(Entries taken from a collection)
== Segment start ==
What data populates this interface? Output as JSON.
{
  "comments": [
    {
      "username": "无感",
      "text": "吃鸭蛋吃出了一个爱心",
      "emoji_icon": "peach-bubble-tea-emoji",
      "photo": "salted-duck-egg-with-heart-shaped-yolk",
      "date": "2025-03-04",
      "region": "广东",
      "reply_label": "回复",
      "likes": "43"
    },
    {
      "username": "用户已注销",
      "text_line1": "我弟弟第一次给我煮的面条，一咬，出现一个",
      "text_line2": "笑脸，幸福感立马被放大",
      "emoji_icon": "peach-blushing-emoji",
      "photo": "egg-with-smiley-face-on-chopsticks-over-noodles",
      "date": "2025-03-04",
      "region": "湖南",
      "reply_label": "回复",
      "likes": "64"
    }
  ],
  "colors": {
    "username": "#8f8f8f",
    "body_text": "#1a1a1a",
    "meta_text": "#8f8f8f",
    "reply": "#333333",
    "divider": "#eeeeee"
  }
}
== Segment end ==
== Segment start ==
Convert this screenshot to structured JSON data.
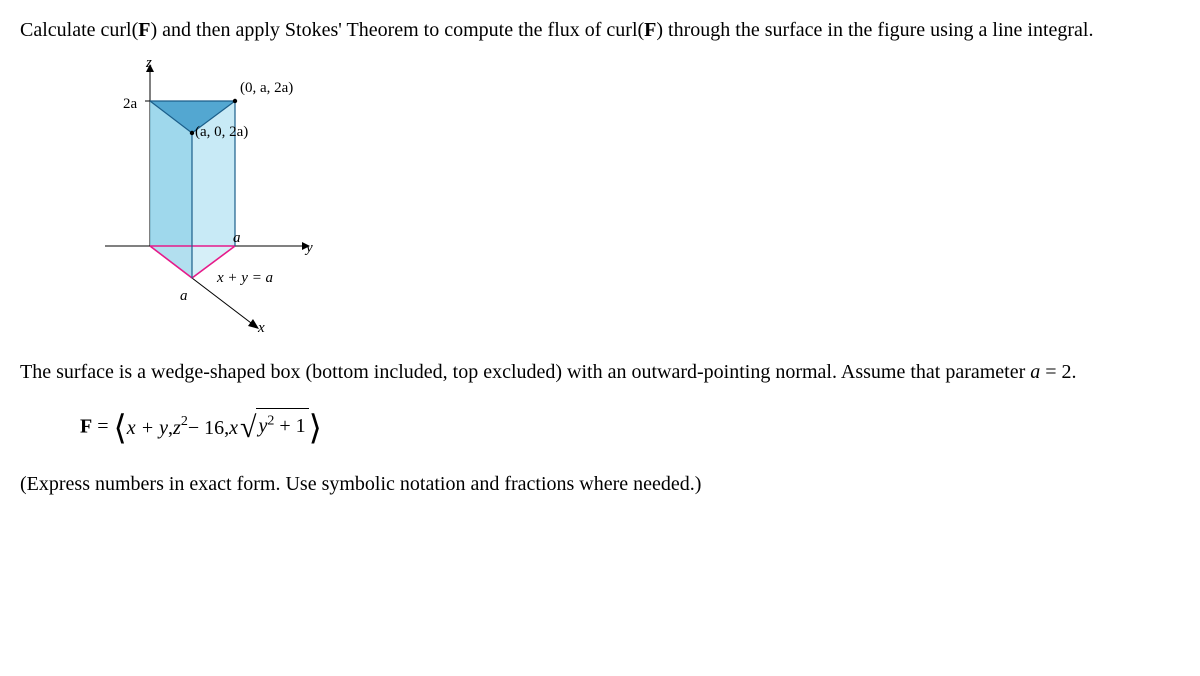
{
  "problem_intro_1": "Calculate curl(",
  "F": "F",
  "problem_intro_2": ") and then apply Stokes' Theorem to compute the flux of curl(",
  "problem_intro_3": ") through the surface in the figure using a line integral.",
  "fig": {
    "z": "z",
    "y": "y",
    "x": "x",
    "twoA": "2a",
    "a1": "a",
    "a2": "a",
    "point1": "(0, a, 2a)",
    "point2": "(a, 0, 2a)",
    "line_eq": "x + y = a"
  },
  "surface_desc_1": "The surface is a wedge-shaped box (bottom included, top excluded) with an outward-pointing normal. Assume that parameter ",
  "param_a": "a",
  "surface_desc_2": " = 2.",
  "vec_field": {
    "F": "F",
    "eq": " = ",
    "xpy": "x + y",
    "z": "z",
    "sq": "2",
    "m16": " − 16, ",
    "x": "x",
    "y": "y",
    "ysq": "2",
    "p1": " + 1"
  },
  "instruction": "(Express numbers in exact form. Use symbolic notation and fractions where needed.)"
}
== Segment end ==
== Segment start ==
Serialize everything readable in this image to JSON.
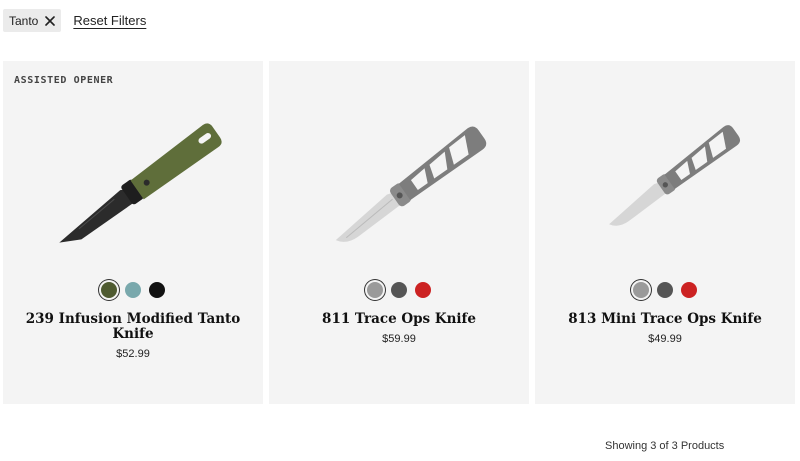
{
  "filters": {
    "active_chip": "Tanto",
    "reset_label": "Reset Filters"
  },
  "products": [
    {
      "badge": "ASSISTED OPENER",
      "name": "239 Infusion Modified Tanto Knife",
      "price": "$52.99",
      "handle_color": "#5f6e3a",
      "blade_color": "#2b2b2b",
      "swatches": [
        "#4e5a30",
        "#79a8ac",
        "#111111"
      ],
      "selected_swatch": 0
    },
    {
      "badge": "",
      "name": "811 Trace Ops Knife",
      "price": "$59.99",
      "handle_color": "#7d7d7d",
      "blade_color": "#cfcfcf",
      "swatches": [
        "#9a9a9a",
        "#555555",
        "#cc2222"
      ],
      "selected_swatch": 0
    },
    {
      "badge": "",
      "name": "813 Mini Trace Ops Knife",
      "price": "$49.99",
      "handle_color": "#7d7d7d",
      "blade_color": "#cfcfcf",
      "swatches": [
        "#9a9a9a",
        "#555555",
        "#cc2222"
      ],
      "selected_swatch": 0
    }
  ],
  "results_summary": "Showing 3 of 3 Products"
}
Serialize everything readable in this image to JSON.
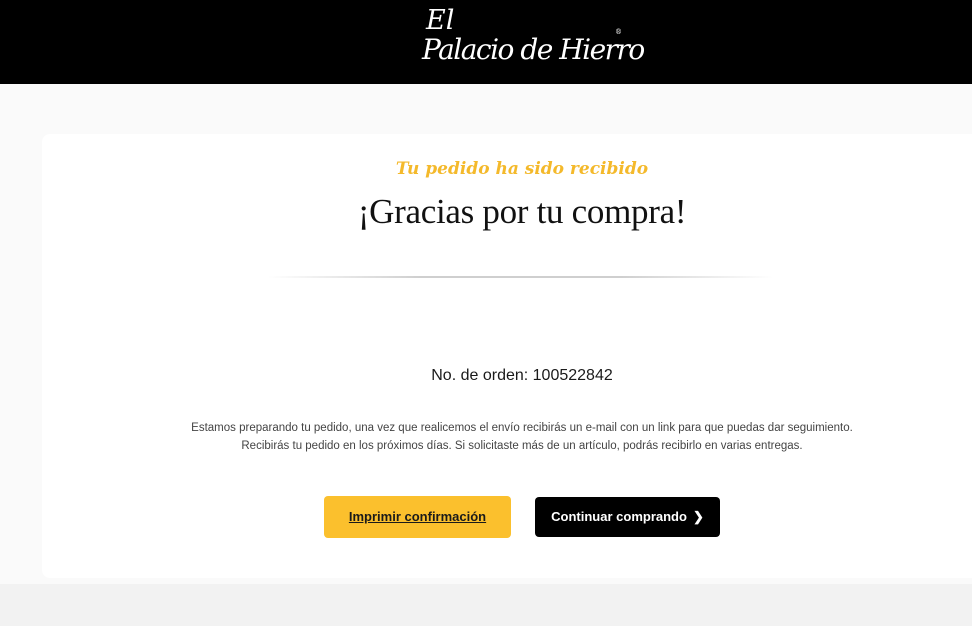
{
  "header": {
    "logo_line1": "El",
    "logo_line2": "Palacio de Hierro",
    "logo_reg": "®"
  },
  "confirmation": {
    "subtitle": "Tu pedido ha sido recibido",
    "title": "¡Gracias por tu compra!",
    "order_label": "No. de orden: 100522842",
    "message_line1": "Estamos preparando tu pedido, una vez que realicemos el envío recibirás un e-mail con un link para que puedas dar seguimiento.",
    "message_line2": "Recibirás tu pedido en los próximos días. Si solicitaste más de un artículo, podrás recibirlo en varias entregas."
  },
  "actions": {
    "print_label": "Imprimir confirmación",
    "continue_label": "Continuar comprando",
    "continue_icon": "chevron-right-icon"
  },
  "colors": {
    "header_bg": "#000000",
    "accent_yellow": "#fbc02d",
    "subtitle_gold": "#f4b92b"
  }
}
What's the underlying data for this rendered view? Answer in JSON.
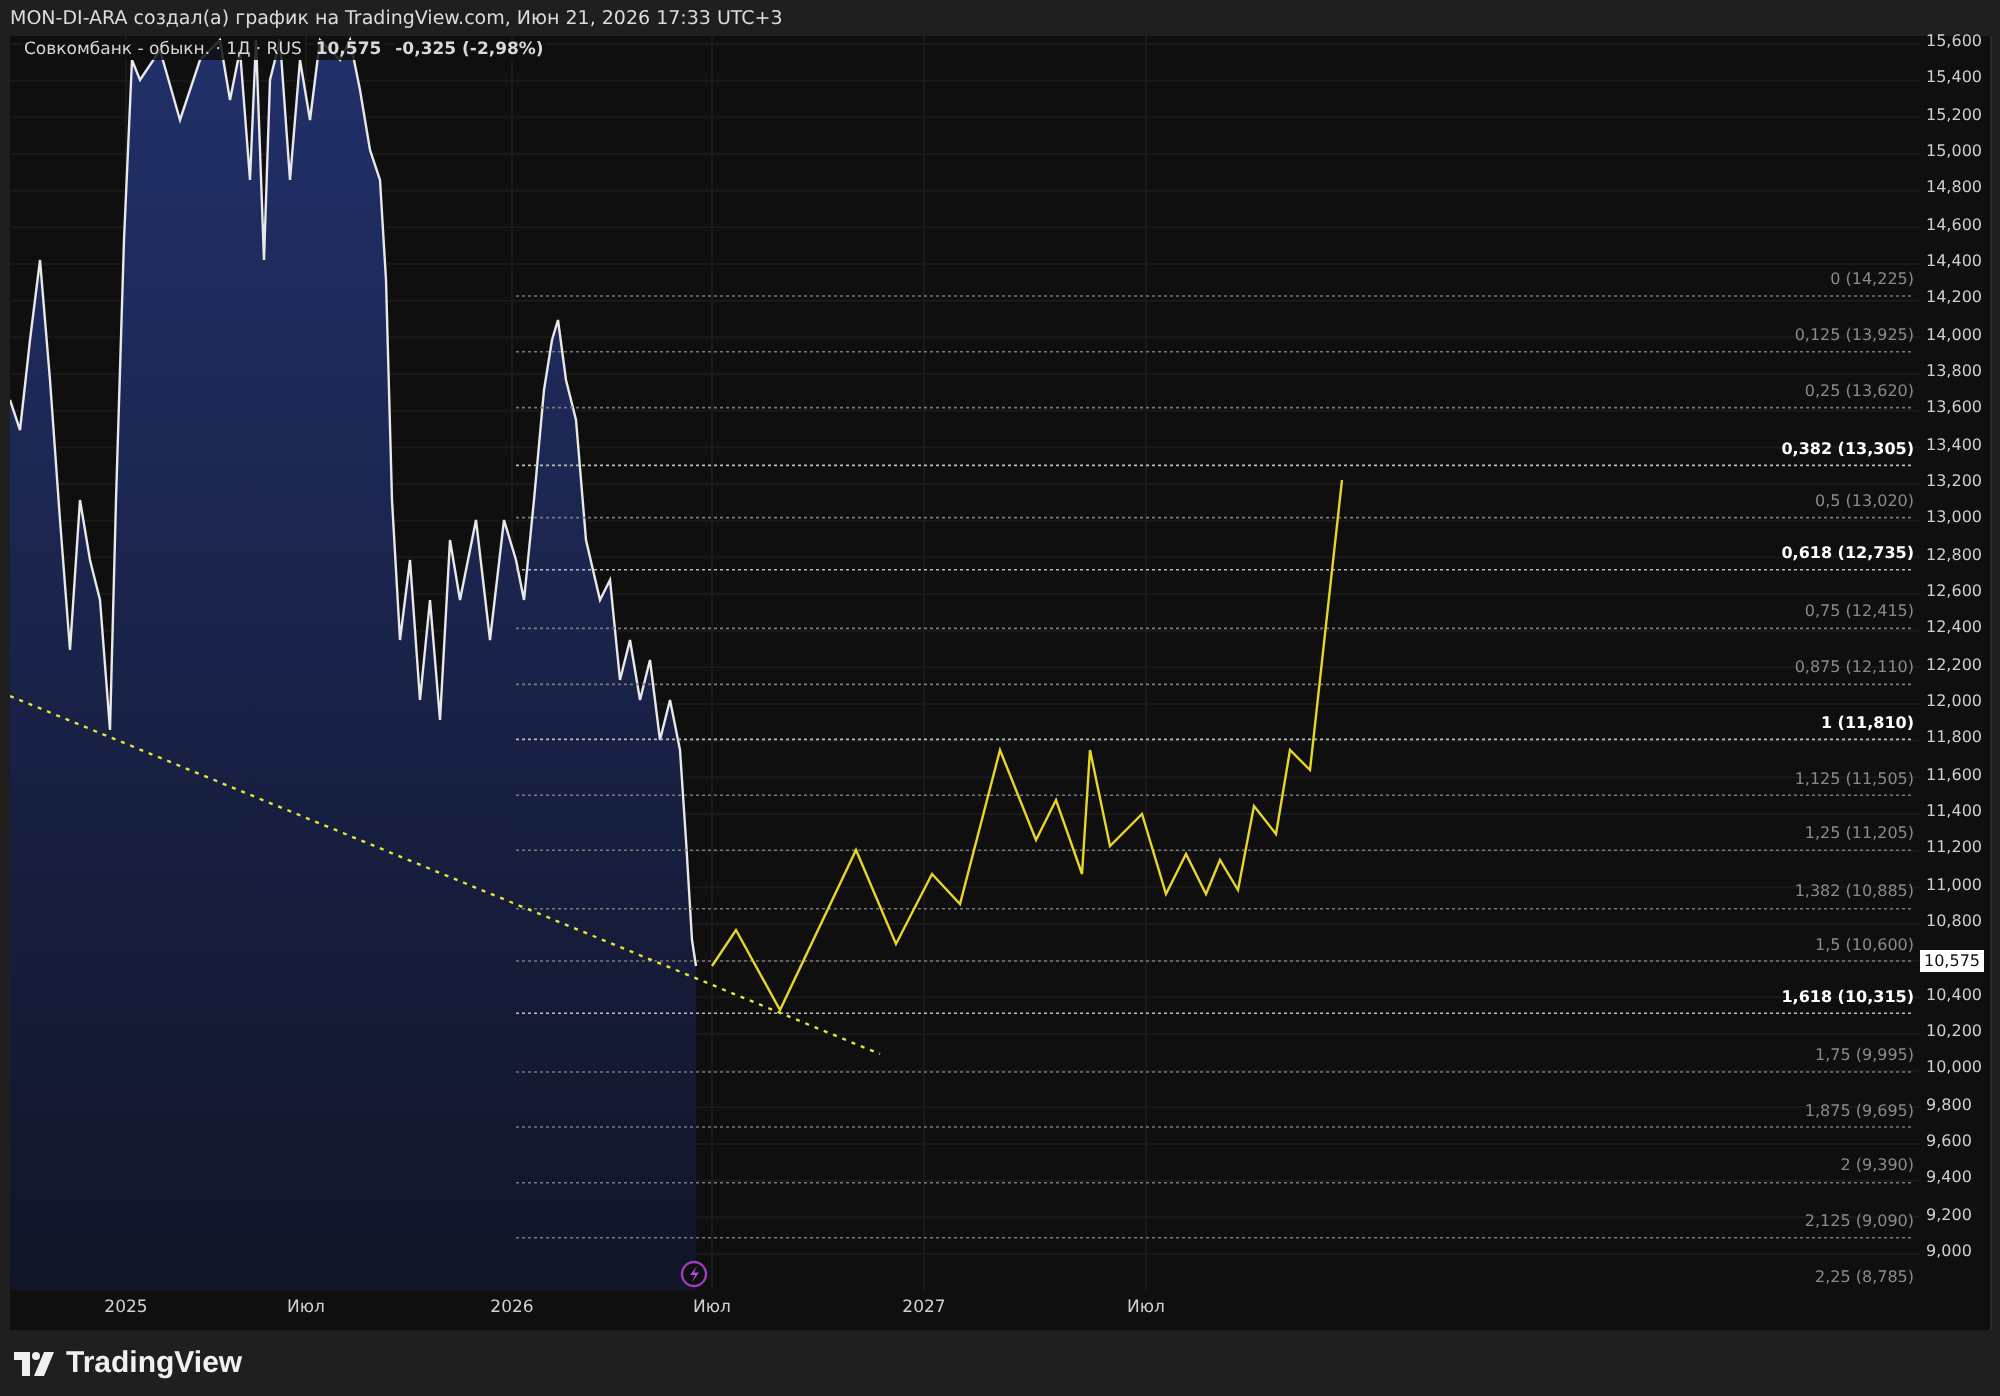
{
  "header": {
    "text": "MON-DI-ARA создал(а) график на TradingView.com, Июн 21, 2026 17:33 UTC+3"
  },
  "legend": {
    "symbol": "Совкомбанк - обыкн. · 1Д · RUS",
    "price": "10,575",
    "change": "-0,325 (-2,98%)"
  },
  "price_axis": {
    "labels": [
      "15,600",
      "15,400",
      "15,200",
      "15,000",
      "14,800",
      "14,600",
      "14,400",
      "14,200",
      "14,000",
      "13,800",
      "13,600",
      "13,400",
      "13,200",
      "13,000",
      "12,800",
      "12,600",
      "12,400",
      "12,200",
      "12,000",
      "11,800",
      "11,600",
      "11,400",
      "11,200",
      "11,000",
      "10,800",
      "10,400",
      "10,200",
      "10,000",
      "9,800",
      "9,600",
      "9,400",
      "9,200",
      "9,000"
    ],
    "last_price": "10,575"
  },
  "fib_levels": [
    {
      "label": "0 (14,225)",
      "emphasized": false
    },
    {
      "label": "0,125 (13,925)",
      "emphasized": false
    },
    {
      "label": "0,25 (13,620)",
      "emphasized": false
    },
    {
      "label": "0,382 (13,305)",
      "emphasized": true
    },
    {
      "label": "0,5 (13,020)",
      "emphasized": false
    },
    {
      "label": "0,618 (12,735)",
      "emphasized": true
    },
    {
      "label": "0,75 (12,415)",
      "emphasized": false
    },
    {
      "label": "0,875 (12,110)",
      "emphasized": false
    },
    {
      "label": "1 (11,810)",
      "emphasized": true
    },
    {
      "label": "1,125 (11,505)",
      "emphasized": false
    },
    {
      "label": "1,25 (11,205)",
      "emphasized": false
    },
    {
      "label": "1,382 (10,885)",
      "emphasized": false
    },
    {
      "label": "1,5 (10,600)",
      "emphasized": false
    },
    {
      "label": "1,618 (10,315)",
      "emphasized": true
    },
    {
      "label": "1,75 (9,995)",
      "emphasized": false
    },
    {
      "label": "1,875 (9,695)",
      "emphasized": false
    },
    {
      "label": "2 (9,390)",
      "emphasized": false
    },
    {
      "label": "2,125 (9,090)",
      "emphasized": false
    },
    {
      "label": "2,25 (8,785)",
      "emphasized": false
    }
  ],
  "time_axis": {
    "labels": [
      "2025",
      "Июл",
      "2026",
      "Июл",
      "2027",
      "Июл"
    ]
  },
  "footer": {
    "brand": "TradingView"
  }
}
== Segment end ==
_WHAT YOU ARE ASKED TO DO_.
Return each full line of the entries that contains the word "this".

_RESPONSE AREA_.
What data populates this interface? Output as JSON.
Convert this screenshot to structured JSON data.
Serialize everything readable in this image to JSON.
Serialize everything readable in this image to JSON.
What's the underlying data for this rendered view? Answer in JSON.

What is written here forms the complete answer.